In 2003, Nokia and the maker of Blackberry devices, Research in Motion (RIM), entered into a license agreement allowing RIM and Nokia to share some standard-essential patents. Eight years later in 2011, RIM argued that Nokia’s WLAN patents, which it is using in its devices, should be included in the original standard-essential patents agreement.
To this end, RIM has sought arbitration in Sweden.
Nokia argued that by using its WLAN technology, RIM violated its patents. Nokia’s argument is that its WLAN technology is intellectual property and not part of its standard-essential patents. Nokia requested that royalty payments should be made by RIM.
In May of 2012, Nokia tried to protect what it considers to be its intellectual property, and claimed that 45 of its patents were violated.
Nokia’s chief legal officer, Louise Pentland, said “We’d rather that other companies respect our intellectual property and compete using their own innovations. Many of these inventions are fundamental to Nokia products.”
In November 2012, RIM was the loser in the arbitration process. A Swedish arbitrator ruled in favor of Nokia. This, in turn, led Nokia to say that all lawsuits in the U.S., Canada and the U.K. are at an end.
Paul Mein, chief intellectual property officer at Nokia, was quoted as saying, “We are very pleased to have resolved our patent licensing issues with RIM and reached this new agreement, while maintaining Nokia’s ability to protect our unique product differentiation.”
There was no comment from either Nokia or RIM as to how much money was agreed upon to settle the dispute. Nokia is also not making public as to which of its patents were included in this deal.
Nokia is also not disclosing which of the 45 patents were violated by RIM, HTC and Viewsonic, but it did say that they have spent close to $60 billion on research and development over the last 20 years.

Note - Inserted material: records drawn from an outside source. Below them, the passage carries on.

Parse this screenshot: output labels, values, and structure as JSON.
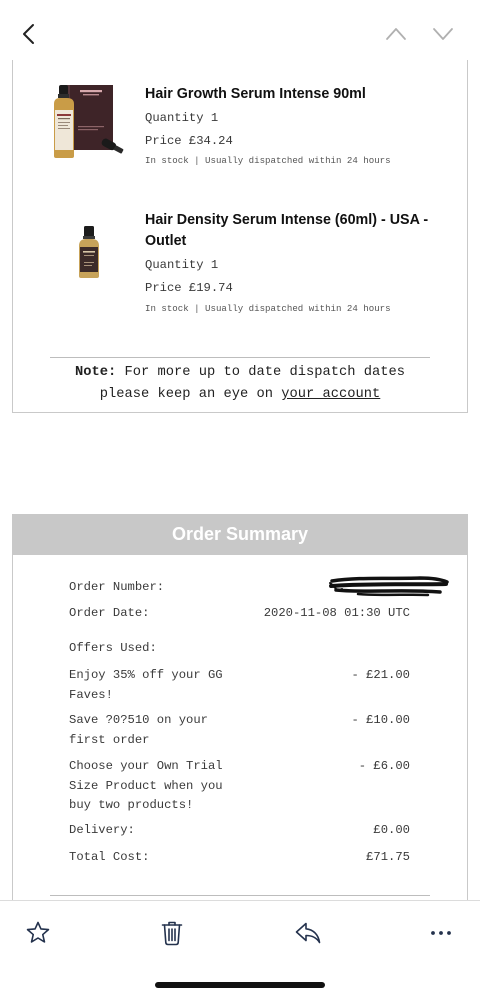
{
  "nav": {
    "back_icon": "chevron-left-icon",
    "previous_icon": "chevron-up-icon",
    "next_icon": "chevron-down-icon"
  },
  "products": [
    {
      "title": "Hair Growth Serum Intense 90ml",
      "quantity_label": "Quantity",
      "quantity": "1",
      "price_label": "Price",
      "price": "£34.24",
      "stock": "In stock | Usually dispatched within 24 hours"
    },
    {
      "title": "Hair Density Serum Intense (60ml) - USA - Outlet",
      "quantity_label": "Quantity",
      "quantity": "1",
      "price_label": "Price",
      "price": "£19.74",
      "stock": "In stock | Usually dispatched within 24 hours"
    }
  ],
  "note": {
    "label": "Note:",
    "text": "For more up to date dispatch dates please keep an eye on",
    "link": "your account"
  },
  "order_summary": {
    "heading": "Order Summary",
    "order_number_label": "Order Number:",
    "order_date_label": "Order Date:",
    "order_date": "2020-11-08 01:30 UTC",
    "offers_label": "Offers Used:",
    "offers": [
      {
        "label": "Enjoy 35% off your GG Faves!",
        "value": "- £21.00"
      },
      {
        "label": "Save ?0?510 on your first order",
        "value": "- £10.00"
      },
      {
        "label": "Choose your Own Trial Size Product when you buy two products!",
        "value": "- £6.00"
      }
    ],
    "delivery_label": "Delivery:",
    "delivery": "£0.00",
    "total_label": "Total Cost:",
    "total": "£71.75"
  },
  "toolbar": {
    "icons": [
      "star-icon",
      "trash-icon",
      "reply-icon",
      "more-icon"
    ]
  },
  "colors": {
    "summary_header": "#c8c8c8",
    "text": "#3a3a3a",
    "toolbar_icon": "#24324d"
  }
}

To settle everything, the Blackberry maker will make a one-time undisclosed payment to Nokia. In addition to this payment, RIM will make royalty payments to Nokia for the continued use of its patents.
Edited by Braden Becker